Growth in Germany stalled in the last quarter of 2019 as consumers became more cautious about spending, leaving the economy weak as it started to feel the effects of the Corona virus outbreak in China.
Germany’s economic growth was zero from October to December Federal Statistics Office On Friday, he said, down from 0.2 percent growth in the previous quarter. The chances of Germany returning to rise this quarter are slim due to the outbreak of the Corona virus in China, which has hampered one of Germany’s most important customers and suppliers.
Disruptions in disease outbreaks are becoming more evident in Europe. Fiat Chrysler Motors said on Friday it had stopped production at a factory in Serbia because of a shortage of parts made in China.
The shutdown, apparently the first by a carmaker in Europe, will increase fears that the coronavirus could drain the little growth that the continent has been able to mobilize recently.
“The crisis threatens to deliver a heavy blow to the troubled industrial sector,” Angel Talavera, an economist at Oxford Economic University, said in a note to clients on Friday.
The euro zone grew by only 0.1 percent in the last three months of 2019 compared to the previous quarter, in the European Union Official Statistical Office Friday said, confirming an earlier estimate. This was the slowest rate of expansion in six years. Growth for the whole year was 1.2 percent, down from 1.9 percent in 2018.

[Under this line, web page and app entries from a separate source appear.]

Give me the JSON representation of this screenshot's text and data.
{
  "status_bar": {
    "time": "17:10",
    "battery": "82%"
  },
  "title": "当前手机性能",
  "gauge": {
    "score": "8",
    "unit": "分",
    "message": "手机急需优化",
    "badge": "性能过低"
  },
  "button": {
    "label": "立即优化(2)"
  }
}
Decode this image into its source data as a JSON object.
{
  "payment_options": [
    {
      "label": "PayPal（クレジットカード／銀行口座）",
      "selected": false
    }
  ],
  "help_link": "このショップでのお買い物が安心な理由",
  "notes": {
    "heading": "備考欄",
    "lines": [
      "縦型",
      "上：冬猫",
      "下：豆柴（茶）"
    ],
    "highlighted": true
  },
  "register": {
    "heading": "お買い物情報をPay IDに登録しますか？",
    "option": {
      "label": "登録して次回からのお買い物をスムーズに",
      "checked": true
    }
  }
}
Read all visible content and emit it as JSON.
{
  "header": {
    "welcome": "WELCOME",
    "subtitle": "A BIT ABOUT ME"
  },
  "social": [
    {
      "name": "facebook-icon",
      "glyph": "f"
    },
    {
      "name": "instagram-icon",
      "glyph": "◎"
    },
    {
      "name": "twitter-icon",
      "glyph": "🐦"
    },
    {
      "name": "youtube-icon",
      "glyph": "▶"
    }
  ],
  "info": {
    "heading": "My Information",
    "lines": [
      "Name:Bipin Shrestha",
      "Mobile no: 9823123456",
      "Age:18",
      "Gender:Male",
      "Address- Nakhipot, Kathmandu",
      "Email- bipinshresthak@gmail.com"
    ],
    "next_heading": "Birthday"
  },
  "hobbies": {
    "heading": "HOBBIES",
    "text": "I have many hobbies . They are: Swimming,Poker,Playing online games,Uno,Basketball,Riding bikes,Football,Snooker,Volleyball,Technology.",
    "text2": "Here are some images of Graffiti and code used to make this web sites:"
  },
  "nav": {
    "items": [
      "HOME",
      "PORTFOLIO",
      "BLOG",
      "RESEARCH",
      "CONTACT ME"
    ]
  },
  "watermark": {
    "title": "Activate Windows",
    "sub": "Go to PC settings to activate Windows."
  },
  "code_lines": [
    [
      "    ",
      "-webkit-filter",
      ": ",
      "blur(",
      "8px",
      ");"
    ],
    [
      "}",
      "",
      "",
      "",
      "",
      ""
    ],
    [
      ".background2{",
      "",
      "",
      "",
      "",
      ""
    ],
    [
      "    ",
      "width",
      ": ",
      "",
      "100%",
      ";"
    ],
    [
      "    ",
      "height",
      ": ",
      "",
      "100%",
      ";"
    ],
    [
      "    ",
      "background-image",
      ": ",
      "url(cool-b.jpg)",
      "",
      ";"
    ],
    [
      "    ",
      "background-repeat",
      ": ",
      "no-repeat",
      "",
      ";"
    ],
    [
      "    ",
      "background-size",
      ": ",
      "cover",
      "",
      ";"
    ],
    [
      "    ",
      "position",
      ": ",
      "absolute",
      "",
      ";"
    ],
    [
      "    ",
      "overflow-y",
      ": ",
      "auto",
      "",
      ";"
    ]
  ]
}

Germany did not perform poorly as some economists had expected. The sharp drop in orders for industrial goods led to the prediction of a recession. Total growth for 2019 was 0.6 percent, compared to 1.5 percent in 2018.
Until recently, spending by German consumers helped offset the decline in manufacturing. But consumers became more cautious at the end of the year, and they may have worried about the headlines about the loss of major jobs in German automakers.
Companies like Daimler, which posted quarterly losses this week, have slashed jobs due to falling demand and the cost of developing new technology it needs to stay competitive.
The problems in the auto industry are not limited to Germany. French car maker Renault said on Friday This profit virtually evaporated in 2019. The company admitted that it was a “turbulent year”.
Renault said net profit in 2019 fell to 19 million euros, or about 21 million dollars, from 3.5 billion euros in 2018.
Renault also warned that its goal of maintaining stable sales at 56 billion euros during 2020 could be jeopardized by “potential impacts related to the Corona virus health crisis”.
Renault closed a plant in Busan, South Korea, on Tuesday due to supply chain problems. Renault plans to reopen the factory, a joint venture with Samsung, next week. A Renault spokeswoman said the plant in Wuhan, China, the epicenter of the outbreak, would remain closed at least until next Friday on the orders of the government.
In China, two German car makers, BMW and Volkswagen, are preparing to reopen factories that have closed since the start of the Lunar New Year holiday. Automobile manufacturers are keen to resume production in China to avoid any lost sales in the world’s largest auto market.
Volkswagen, which gets nearly half of its sales from China, said all of its plants would be operational by Monday. The company acknowledged that “it faces challenges due to the delay in restarting supply chains across the country in addition to limited travel options for production staff.”
Fiat said supply problems prompted it to press ahead with planned shutdowns at the factory in Kragujevac, Serbia, which produces the Fiat 500 subsidiary. The company said it did not expect the impact to be too difficult.
“We are in the process of securing future supplies for those affected parts, and production will be restarted later this month,” Fiat said in a statement. “We do not expect this change in scheduling to affect the expected total production for this month.”